The truth is, while you could technically use any glass for any beverage, some glasses really are designed for you to get the maximum enjoyment out of your drink. To get you started, here’s our guide to the most common types of drinking glasses and what drinks they’re best suited for.

What are the Different Types of Drinking Glasses?

Depending on how your drink is served—chilled, room temperature, or on the rocks—the size and shape of your glass does matter.

1. Cocktail or Martini Glass

If you order any “up” (without ice) drink, like a martini or Manhattan, chances are it’ll come in a delicate, V-shaped martini glass or similar-looking cocktail glass. While there are some minor differences in size and shape between the two, you can easily swap one out for the other.

Best for: Martini, Manhattan, or almost any drink that’s served up.

2. Highball and Collins Glass

Highball and Collins glasses are both “chimney-style” glasses, meaning they’re both tall and skinny, perfect for sipping gin and tonics or other drinks served over ice. The main difference between these two is height: Collins glasses are usually taller, and can hold a couple of ounces more than a highball glass. For home use, feel free to buy one or the other and use them interchangeably.

Best for: Drinks best served over ice, like gin and tonics, gimlets, and mojitos.

3. Rocks Glass

Rocks glasses are squat, wide-brimmed glasses that hold anywhere from 6 to 14 ounces, depending on whether it’s meant for a double- or single-shot drink. The more spacious design is ideal for drinks like old-fashioneds, which are built in the glass—i.e., stirred, not shaken—and which often involve muddling ingredients like citrus peels. Rocks glasses are also commonly called lowball or old-fashioned glasses.

Best for: Water or classic on the rocks cocktails, like Negronis

4. White Wine Glass

Because white wines are usually best enjoyed chilled, glasses designed for serving white wine are usually smaller with a narrower brim to preserve the temperature, and to hold onto their delicate aromas. They typically also have a longer stem, which helps prevent heat being transferred from your hand to the glass.

Best for: White wines and sparkling wine, as well as chilled red wines.

5. Red Wine Glass

With their gutsier, more robust flavors and aromas, red wines generally need more ample space to “breathe,” or aerate, in order to smooth out the wine’s tannins—compounds that make wine taste bitter or astringent—and help the flavors and and aromas reach their full potential. To allow for this, Red Wine Glasses usually have wider brims and bowls than White Wine Glasses.

Best for: Red wines, beer, and cocktails.

6. Champagne Glass

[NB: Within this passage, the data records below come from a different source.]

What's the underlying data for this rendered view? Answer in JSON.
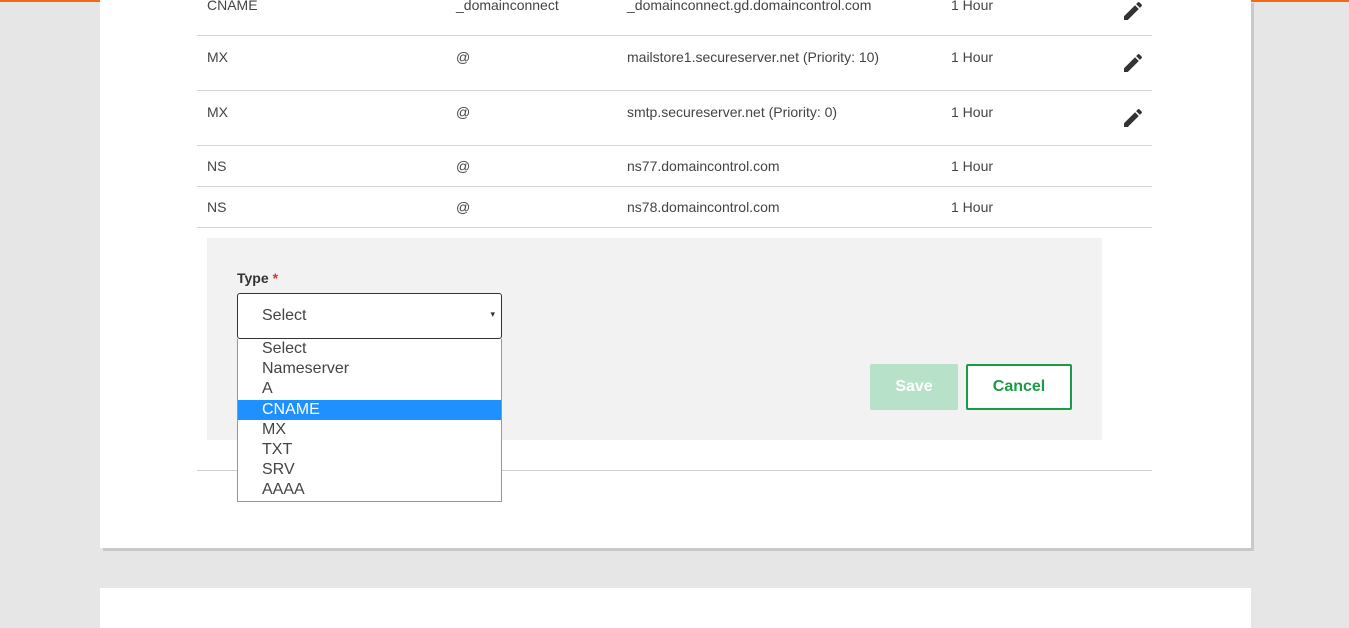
{
  "colors": {
    "accent": "#f16a17",
    "selected_option": "#1e90ff",
    "brand_green": "#1c9a47",
    "save_disabled": "#b7e1c9"
  },
  "records": [
    {
      "type": "CNAME",
      "name": "_domainconnect",
      "value": "_domainconnect.gd.domaincontrol.com",
      "ttl": "1 Hour",
      "editable": true
    },
    {
      "type": "MX",
      "name": "@",
      "value": "mailstore1.secureserver.net (Priority: 10)",
      "ttl": "1 Hour",
      "editable": true
    },
    {
      "type": "MX",
      "name": "@",
      "value": "smtp.secureserver.net (Priority: 0)",
      "ttl": "1 Hour",
      "editable": true
    },
    {
      "type": "NS",
      "name": "@",
      "value": "ns77.domaincontrol.com",
      "ttl": "1 Hour",
      "editable": false
    },
    {
      "type": "NS",
      "name": "@",
      "value": "ns78.domaincontrol.com",
      "ttl": "1 Hour",
      "editable": false
    }
  ],
  "form": {
    "type_label": "Type",
    "required_mark": "*",
    "select_value": "Select",
    "select_arrow": "▾",
    "options": [
      "Select",
      "Nameserver",
      "A",
      "CNAME",
      "MX",
      "TXT",
      "SRV",
      "AAAA"
    ],
    "highlighted_option": "CNAME",
    "save_label": "Save",
    "cancel_label": "Cancel"
  },
  "icons": {
    "edit": "pencil-icon"
  }
}
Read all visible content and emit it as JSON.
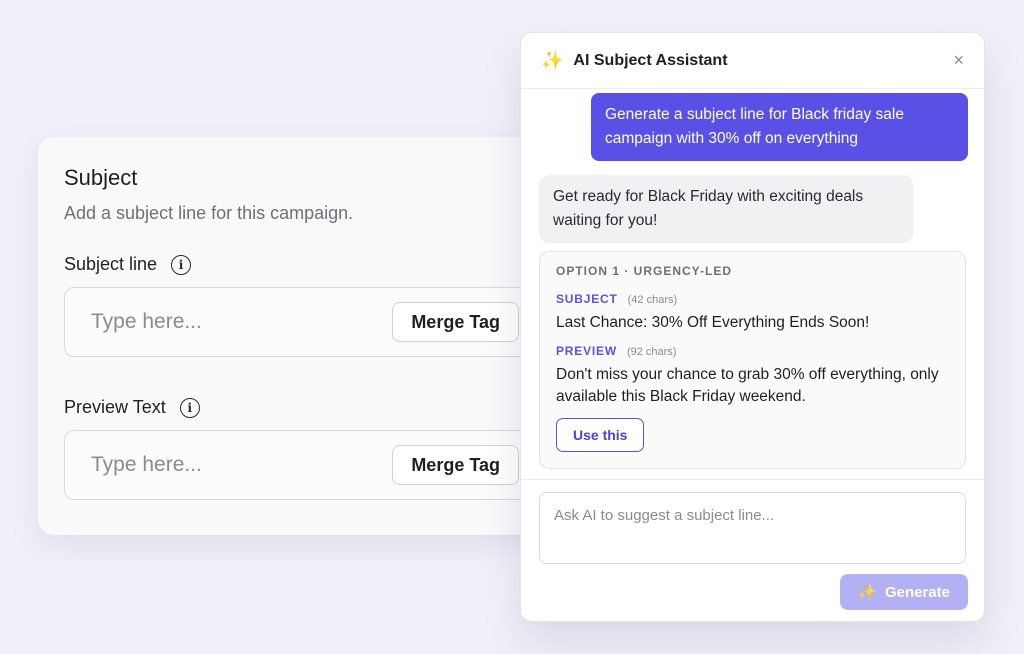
{
  "subject_card": {
    "title": "Subject",
    "description": "Add a subject line for this campaign.",
    "subject_field": {
      "label": "Subject line",
      "placeholder": "Type here...",
      "merge_button": "Merge Tag"
    },
    "preview_field": {
      "label": "Preview Text",
      "placeholder": "Type here...",
      "merge_button": "Merge Tag"
    },
    "info_icon_glyph": "i"
  },
  "ai_panel": {
    "title": "AI Subject Assistant",
    "sparkle_icon": "✨",
    "close_icon": "×",
    "user_message": "Generate a subject line for Black friday sale campaign with 30% off on everything",
    "ai_message": "Get ready for Black Friday with exciting deals waiting for you!",
    "option": {
      "title": "OPTION 1 · URGENCY-LED",
      "subject_label": "SUBJECT",
      "subject_count": "(42 chars)",
      "subject_text": "Last Chance: 30% Off Everything Ends Soon!",
      "preview_label": "PREVIEW",
      "preview_count": "(92 chars)",
      "preview_text": "Don't miss your chance to grab 30% off everything, only available this Black Friday weekend.",
      "use_button": "Use this"
    },
    "composer": {
      "placeholder": "Ask AI to suggest a subject line...",
      "generate_button": "Generate"
    }
  },
  "colors": {
    "accent": "#5b50e6",
    "accent_disabled": "#b4b0f4",
    "background": "#f1f0f9"
  }
}
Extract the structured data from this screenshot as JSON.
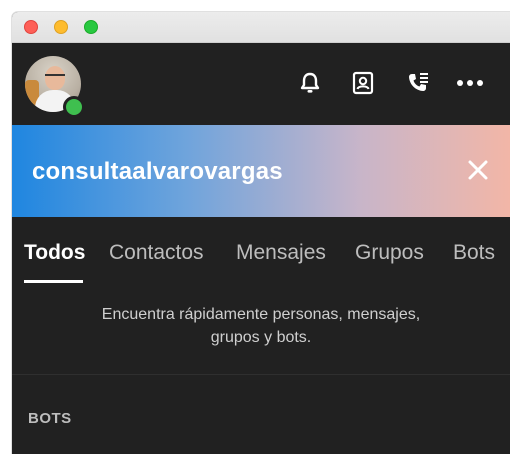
{
  "window": {
    "controls": [
      "close",
      "minimize",
      "zoom"
    ]
  },
  "header": {
    "avatar": {
      "presence": "online",
      "presence_color": "#3fbf4f"
    },
    "icons": [
      "bell-icon",
      "contacts-icon",
      "phone-list-icon",
      "more-icon"
    ]
  },
  "banner": {
    "query": "consultaalvarovargas",
    "gradient": [
      "#1f86e0",
      "#6fa4dc",
      "#c8b5c9",
      "#f2b6a7"
    ]
  },
  "tabs": [
    {
      "label": "Todos",
      "active": true
    },
    {
      "label": "Contactos",
      "active": false
    },
    {
      "label": "Mensajes",
      "active": false
    },
    {
      "label": "Grupos",
      "active": false
    },
    {
      "label": "Bots",
      "active": false
    }
  ],
  "hint": {
    "line1": "Encuentra rápidamente personas, mensajes,",
    "line2": "grupos y bots."
  },
  "section": {
    "label": "BOTS"
  },
  "colors": {
    "background": "#212121",
    "tab_active": "#ffffff",
    "tab_inactive": "#bdbdbd"
  }
}
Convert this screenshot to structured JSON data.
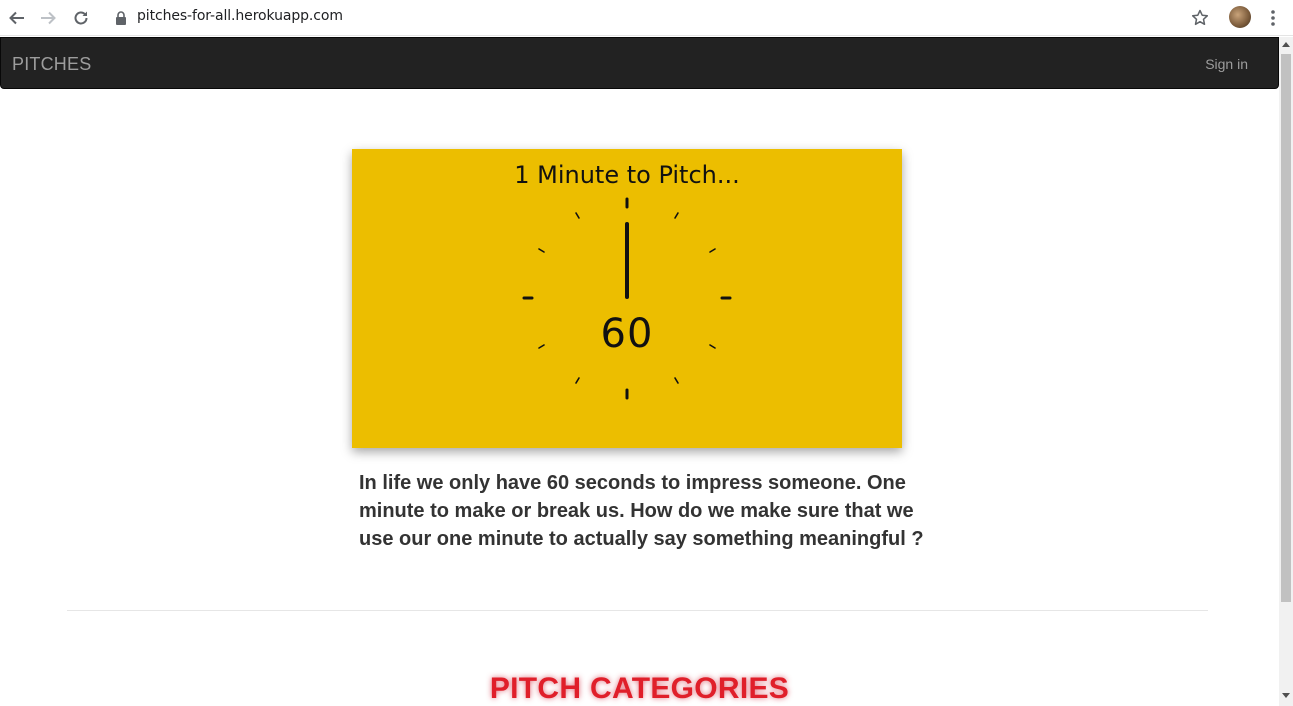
{
  "browser": {
    "url": "pitches-for-all.herokuapp.com"
  },
  "navbar": {
    "brand": "PITCHES",
    "signin_label": "Sign in"
  },
  "hero": {
    "title": "1 Minute to Pitch...",
    "countdown": "60",
    "background_color": "#ecbe00"
  },
  "intro": {
    "text": "In life we only have 60 seconds to impress someone. One minute to make or break us. How do we make sure that we use our one minute to actually say something meaningful ?"
  },
  "categories": {
    "heading": "PITCH CATEGORIES",
    "heading_color": "#e01f2a"
  },
  "icons": {
    "back": "back-arrow-icon",
    "forward": "forward-arrow-icon",
    "reload": "reload-icon",
    "lock": "lock-icon",
    "bookmark": "star-icon",
    "profile": "avatar",
    "menu": "kebab-menu-icon"
  }
}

The traditional glass for serving champagne is a flute, which is a tall stemmed glass with a narrow brim to preserve the gentle carbonation. While flutes are lovely to look at and hold, we actually prefer the more rounded Coupe Glass—with their wider brims, they help open up the aromas of sparkling wines like champagne, and also work beautifully for an elevated cocktail experience.

Best for: Champagne or cocktails like the Royal Daiquiri or classic Manhattan

7. Beer Glass

While you’re probably used to seeing beer in a mug or pint glass, there are actually a number of different beer glass styles. Aside from these classic styles, you have your pick of styles like tulip, which works best with ales and hoppy, malty beers; pilsner, which is great for pilsners, lagers, and other light beers; and our personal favorite, the tulip-like teku glass, which works for almost any beer.

Best for: Any kind of beer, water, or iced tea.

8. Drinking Glass

Typically around 15 ounces in size, drinking glasses are a perfect everyday glass everyone should keep on hand for everything from water to smoothies. They’re even great for sipping cocktails from.

Best for: Water, cocktails, and smoothies.

9. Shot Glass

Whether you’re throwing back shots of Patrón or measuring out vermouth for your Negroni (or Negroni Sbagliato), the shot glass is a handy addition to your home bar. If you’re using it for making cocktails, make sure you know how many ounces it holds: shot glass sizes range in size from 1.25 to 1.5 ounces.

Best for: Shots and shooters, as well as measuring hard liquor.

Ready to Shop?

Now that you know the difference between a Coupe and a Highball glass, you can start building out your home bar with the perfect glassware for your lifestyle. Like we said, feel free to experiment: we love sipping cocktails like Manhattans out of our regular drinking glasses, and water from our wine glasses.

To get started, check out our Glassware Set, which includes three super-versatile drinking glass styles—all perfect for your Thanksgiving cocktail, wine, or digestif.